RECORDS SHOWN Start Marker

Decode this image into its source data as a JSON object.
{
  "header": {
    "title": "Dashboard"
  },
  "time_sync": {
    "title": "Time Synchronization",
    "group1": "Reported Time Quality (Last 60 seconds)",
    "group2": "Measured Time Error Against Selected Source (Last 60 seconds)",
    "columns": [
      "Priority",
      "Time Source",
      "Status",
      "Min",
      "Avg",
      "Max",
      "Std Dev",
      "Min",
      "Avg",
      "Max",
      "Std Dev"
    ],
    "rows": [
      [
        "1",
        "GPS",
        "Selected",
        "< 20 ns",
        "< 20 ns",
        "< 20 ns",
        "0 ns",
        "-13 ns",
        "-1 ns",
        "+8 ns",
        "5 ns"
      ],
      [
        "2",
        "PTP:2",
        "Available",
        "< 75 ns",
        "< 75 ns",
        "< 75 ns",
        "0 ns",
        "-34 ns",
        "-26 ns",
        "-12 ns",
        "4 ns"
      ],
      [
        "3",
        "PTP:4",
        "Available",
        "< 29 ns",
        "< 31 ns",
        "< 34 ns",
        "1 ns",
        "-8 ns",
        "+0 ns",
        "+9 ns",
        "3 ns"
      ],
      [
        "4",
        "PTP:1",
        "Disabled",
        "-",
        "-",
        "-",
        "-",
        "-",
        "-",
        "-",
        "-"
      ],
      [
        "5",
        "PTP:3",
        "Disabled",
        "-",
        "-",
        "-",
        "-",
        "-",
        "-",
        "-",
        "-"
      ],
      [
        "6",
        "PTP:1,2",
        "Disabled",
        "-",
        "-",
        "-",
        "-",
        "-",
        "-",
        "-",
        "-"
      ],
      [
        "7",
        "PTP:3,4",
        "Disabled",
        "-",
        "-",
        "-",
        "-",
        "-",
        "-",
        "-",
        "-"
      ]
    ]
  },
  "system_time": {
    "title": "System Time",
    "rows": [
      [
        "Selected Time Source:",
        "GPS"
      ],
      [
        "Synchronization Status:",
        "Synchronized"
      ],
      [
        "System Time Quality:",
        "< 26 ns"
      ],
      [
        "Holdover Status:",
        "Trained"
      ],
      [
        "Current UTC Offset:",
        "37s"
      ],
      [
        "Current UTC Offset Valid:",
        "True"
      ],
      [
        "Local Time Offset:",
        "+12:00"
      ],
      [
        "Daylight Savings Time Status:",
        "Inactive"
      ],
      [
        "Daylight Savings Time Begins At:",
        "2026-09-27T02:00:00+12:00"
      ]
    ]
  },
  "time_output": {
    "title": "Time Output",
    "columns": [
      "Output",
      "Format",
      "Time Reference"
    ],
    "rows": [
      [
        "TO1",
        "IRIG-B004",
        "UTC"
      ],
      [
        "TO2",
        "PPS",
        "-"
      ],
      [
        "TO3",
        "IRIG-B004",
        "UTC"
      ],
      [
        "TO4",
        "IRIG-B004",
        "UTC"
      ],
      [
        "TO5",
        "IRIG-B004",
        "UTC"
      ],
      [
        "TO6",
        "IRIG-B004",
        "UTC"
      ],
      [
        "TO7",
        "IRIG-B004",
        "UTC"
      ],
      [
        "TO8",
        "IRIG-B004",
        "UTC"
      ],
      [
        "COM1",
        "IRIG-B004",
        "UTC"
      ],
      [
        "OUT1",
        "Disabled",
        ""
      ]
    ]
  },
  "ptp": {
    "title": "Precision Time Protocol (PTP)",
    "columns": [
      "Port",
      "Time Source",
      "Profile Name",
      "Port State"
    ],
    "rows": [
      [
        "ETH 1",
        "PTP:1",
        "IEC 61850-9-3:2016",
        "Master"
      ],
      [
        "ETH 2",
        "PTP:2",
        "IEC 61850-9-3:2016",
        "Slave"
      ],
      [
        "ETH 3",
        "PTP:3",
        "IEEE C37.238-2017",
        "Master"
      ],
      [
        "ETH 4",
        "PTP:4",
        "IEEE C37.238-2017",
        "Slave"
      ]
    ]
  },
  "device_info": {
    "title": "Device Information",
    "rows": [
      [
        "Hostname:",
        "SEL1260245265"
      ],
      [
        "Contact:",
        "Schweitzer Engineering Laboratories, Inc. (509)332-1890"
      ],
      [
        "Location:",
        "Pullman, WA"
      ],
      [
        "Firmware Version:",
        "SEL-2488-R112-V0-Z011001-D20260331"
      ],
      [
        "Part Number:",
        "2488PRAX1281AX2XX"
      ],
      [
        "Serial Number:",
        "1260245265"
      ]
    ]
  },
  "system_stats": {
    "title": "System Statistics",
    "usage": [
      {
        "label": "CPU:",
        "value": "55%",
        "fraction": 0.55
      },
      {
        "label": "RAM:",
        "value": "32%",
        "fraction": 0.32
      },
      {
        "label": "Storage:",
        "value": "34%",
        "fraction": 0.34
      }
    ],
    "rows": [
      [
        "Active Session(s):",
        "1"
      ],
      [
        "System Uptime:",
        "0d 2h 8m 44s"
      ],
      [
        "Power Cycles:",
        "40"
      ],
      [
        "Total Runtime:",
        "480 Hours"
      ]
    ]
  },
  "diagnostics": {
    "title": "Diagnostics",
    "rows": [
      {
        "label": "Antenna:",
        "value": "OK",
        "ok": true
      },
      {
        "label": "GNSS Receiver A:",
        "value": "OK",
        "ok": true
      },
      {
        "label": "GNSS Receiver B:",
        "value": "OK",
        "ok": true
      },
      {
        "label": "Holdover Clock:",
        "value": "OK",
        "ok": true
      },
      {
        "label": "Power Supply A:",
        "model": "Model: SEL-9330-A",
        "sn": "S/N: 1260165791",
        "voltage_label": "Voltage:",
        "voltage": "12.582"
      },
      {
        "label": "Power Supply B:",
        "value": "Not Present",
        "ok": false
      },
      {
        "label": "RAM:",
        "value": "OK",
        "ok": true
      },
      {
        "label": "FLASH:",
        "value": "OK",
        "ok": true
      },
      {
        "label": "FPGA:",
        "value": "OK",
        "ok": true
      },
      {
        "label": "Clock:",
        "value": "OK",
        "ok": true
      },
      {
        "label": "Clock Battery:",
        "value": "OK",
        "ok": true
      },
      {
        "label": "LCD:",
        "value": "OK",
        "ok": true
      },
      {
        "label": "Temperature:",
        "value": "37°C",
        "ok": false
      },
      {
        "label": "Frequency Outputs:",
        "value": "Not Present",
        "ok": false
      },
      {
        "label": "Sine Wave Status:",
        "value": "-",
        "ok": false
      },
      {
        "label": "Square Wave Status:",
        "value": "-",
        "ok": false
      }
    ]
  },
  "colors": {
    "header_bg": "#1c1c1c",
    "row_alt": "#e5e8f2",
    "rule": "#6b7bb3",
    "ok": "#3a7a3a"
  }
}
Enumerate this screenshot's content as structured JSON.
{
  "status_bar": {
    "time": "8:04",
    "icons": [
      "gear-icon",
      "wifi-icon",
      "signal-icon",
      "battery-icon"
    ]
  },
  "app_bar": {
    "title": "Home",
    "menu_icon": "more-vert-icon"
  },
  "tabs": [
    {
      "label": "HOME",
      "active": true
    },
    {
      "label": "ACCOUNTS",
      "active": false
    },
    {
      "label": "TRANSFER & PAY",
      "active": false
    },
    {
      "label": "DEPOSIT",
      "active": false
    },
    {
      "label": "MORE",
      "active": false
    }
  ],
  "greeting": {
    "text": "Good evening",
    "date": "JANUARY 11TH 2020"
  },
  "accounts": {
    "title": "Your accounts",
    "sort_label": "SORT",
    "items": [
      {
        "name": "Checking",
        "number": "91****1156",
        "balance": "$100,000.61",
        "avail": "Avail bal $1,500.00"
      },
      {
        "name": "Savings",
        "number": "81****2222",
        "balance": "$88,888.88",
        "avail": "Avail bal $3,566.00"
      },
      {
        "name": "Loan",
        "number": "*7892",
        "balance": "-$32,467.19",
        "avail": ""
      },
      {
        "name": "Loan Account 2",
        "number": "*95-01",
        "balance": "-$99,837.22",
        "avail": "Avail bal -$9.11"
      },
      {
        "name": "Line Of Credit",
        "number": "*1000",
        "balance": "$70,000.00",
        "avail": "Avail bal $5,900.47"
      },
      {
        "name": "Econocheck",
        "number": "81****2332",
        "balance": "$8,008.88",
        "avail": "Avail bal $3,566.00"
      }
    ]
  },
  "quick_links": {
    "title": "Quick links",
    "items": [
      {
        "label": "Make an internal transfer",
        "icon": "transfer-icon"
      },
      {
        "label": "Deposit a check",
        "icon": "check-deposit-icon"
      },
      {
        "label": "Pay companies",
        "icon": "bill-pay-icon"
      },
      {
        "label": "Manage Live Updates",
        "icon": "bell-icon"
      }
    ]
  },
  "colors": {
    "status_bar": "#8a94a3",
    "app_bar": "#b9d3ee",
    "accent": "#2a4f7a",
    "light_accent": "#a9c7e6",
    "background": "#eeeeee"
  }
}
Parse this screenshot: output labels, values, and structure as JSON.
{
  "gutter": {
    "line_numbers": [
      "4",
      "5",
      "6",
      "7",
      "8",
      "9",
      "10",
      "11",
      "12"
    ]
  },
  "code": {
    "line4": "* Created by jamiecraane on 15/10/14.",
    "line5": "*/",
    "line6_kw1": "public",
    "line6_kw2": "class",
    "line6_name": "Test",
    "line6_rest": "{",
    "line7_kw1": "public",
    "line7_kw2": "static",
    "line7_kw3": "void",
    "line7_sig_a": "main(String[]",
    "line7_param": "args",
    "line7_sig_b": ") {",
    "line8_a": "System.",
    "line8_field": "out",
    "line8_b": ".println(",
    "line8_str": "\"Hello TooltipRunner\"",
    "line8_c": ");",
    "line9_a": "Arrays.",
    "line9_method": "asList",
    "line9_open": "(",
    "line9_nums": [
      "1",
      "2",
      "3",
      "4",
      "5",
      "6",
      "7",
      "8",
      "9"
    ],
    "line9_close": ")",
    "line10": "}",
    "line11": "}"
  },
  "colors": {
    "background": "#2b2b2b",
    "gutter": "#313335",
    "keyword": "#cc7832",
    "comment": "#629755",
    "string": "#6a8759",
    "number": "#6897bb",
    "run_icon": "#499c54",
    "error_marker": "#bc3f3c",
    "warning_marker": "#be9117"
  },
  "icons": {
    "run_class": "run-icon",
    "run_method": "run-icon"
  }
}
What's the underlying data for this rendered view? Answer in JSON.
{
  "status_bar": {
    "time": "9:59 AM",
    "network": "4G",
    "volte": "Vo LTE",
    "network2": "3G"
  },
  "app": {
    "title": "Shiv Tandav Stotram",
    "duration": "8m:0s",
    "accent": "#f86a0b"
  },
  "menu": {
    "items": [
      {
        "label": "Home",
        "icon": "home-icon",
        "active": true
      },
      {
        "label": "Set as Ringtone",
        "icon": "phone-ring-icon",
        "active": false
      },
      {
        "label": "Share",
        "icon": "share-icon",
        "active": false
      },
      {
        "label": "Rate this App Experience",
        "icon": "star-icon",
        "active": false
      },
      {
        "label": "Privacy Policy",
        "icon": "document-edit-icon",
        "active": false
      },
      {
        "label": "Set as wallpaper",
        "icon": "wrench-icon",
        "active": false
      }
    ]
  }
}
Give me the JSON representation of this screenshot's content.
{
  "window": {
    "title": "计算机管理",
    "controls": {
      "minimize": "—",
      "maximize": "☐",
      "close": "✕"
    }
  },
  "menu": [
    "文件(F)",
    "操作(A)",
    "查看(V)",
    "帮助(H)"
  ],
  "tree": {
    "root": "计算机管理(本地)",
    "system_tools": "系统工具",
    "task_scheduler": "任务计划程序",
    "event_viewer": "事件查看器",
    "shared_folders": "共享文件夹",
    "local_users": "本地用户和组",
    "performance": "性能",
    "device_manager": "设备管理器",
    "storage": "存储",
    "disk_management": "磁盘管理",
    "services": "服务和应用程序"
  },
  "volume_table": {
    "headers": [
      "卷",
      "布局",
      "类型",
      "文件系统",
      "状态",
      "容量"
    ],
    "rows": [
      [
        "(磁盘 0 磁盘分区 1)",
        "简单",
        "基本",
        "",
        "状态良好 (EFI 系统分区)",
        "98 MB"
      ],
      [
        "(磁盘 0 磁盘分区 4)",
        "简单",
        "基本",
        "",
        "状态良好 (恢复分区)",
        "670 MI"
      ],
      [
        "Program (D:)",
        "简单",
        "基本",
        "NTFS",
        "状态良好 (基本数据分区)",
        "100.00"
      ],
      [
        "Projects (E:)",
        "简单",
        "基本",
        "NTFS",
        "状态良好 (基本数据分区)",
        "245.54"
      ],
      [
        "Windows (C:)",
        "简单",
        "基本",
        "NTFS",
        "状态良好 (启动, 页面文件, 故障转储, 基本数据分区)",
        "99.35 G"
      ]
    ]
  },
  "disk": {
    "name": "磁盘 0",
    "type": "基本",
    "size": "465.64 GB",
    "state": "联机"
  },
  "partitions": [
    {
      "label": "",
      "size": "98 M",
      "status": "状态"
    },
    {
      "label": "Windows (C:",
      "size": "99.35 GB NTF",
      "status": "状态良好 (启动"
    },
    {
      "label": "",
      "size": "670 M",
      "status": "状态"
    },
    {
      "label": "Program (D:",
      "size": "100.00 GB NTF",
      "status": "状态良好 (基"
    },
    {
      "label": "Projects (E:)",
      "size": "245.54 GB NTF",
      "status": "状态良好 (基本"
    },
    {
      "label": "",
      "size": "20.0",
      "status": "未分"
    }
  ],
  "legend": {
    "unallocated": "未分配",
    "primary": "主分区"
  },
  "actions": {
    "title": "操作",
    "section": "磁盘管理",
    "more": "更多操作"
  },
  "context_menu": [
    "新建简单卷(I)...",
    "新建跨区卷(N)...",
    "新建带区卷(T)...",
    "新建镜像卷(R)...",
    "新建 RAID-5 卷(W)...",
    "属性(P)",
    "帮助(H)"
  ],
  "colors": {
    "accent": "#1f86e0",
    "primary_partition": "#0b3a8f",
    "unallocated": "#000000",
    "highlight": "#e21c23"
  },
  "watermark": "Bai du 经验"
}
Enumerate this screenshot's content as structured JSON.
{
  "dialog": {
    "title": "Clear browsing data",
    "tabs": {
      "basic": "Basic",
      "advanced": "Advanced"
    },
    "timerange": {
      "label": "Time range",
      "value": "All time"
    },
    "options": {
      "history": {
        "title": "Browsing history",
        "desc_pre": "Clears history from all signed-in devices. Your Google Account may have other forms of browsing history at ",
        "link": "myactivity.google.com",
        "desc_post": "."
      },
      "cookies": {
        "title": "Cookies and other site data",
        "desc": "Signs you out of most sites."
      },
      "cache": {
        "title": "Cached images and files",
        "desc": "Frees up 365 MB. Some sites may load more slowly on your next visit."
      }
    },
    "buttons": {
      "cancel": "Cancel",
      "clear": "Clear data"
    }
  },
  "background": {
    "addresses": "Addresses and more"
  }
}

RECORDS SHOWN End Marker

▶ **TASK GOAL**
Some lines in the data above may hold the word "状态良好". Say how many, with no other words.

▶ **RESULT OF THE TASK**
8